Some state fraud crimes are wobblers, meaning they can be charged as misdemeanors or felonies, at the discretion of the prosecution, depending on the defendant’s criminal history and the facts of the case. Others are automatic felonies. White collar fraud offenses may be punishable by jail or prison sentences and high fines. Other penalties may include suspension or revocation of a professional license and/or seizure of money or property involved in the fraudulent activity.
Who Is Most Often Accused of Invoice Fraud?
Generally, the person who commits invoice fraud is liable for his or her actions. However, if someone else ordered the fraudulent invoicing, that person may also be held criminally liable. In addition, due diligence is expected from companies. They risk legal consequences if they fail to ensure their employees are not sending out fraudulent invoices. Invoice fraud may be committed by:
- Hackers doing invoice re-direction: This involves sending fraudulent emails claiming to be from an existing supplier and advising of new account details for payment. When a legitimate invoice is received and payment is made, it goes to the new fraudulent account instead of the vendor.
- Vendors colluding with employees to get fake invoices through the accounts payable process
- Employees (usually in accounts payable) who divert payment to legitimate vendors to different bank accounts
What Are the Legal Defenses Against Accusations of Invoice Fraud?
If you are facing charges related to invoice fraud, it is in your best interests to speak with an experienced Los Angeles criminal defense lawyer as soon as possible. The defenses your attorney will raise will depend on the circumstances of your case. Common defenses against fraud charges include the following:
- Mistaken identity: It was not you who committed the criminal act.
- Entrapment: You were lured or coerced into committing a crime by the police.
- No fraudulent intent: If you did not intend to commit fraud, you are not guilty of committing fraud.
- Inadmissible evidence: If evidence against you was obtained illegally, it may be ruled inadmissible in court.

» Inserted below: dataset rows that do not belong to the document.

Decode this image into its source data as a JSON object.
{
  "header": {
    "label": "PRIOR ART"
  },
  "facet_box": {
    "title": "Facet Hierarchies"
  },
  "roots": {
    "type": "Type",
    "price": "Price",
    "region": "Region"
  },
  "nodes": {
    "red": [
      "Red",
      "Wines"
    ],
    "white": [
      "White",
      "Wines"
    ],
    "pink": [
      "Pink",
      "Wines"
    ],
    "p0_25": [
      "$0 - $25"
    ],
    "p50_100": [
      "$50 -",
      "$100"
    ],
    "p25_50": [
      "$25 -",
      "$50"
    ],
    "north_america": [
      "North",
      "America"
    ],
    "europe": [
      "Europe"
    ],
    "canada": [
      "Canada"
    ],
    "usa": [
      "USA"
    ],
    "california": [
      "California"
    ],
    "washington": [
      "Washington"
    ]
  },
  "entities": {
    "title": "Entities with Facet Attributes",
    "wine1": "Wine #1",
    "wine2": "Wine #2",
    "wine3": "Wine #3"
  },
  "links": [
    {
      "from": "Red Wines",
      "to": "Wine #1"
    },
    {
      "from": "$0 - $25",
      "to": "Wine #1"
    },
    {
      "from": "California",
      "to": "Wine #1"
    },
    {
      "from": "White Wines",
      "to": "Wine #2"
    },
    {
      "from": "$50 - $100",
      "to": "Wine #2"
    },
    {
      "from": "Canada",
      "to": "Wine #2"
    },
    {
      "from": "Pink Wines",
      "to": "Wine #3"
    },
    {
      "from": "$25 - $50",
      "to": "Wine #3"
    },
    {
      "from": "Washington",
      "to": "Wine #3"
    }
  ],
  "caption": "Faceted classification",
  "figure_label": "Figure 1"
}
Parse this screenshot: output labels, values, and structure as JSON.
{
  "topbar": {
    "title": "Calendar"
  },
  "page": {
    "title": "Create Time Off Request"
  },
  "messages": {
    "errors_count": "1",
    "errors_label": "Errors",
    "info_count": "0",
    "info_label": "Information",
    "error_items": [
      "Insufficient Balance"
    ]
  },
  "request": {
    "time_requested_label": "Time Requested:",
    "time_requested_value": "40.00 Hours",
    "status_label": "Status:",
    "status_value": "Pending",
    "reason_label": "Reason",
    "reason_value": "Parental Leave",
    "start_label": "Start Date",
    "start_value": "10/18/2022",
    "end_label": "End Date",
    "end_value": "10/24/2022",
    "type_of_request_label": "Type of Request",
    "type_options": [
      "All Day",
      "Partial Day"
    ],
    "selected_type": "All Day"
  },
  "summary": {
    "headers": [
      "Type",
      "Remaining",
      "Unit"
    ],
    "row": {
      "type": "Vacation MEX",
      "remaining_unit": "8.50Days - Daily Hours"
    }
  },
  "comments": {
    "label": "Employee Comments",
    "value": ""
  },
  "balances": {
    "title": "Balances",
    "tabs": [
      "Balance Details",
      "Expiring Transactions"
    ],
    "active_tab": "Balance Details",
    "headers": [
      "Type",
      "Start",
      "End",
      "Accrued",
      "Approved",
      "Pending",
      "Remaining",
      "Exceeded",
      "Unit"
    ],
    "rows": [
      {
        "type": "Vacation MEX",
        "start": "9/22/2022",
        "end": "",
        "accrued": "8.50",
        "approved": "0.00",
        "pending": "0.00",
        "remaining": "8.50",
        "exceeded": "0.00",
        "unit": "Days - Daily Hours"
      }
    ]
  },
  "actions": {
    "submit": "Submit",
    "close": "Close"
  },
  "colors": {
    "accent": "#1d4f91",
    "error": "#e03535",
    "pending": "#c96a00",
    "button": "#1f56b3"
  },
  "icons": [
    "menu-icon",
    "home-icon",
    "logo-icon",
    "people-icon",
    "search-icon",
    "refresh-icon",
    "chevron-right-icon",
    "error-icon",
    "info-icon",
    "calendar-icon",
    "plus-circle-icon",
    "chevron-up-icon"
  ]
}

Call Werksman Jackson & Quinn LLP at (213) 688-0460 for skilled criminal defense against invoice fraud charges. Our legal team has an in-depth understanding of how prosecutors litigate white collar crime cases.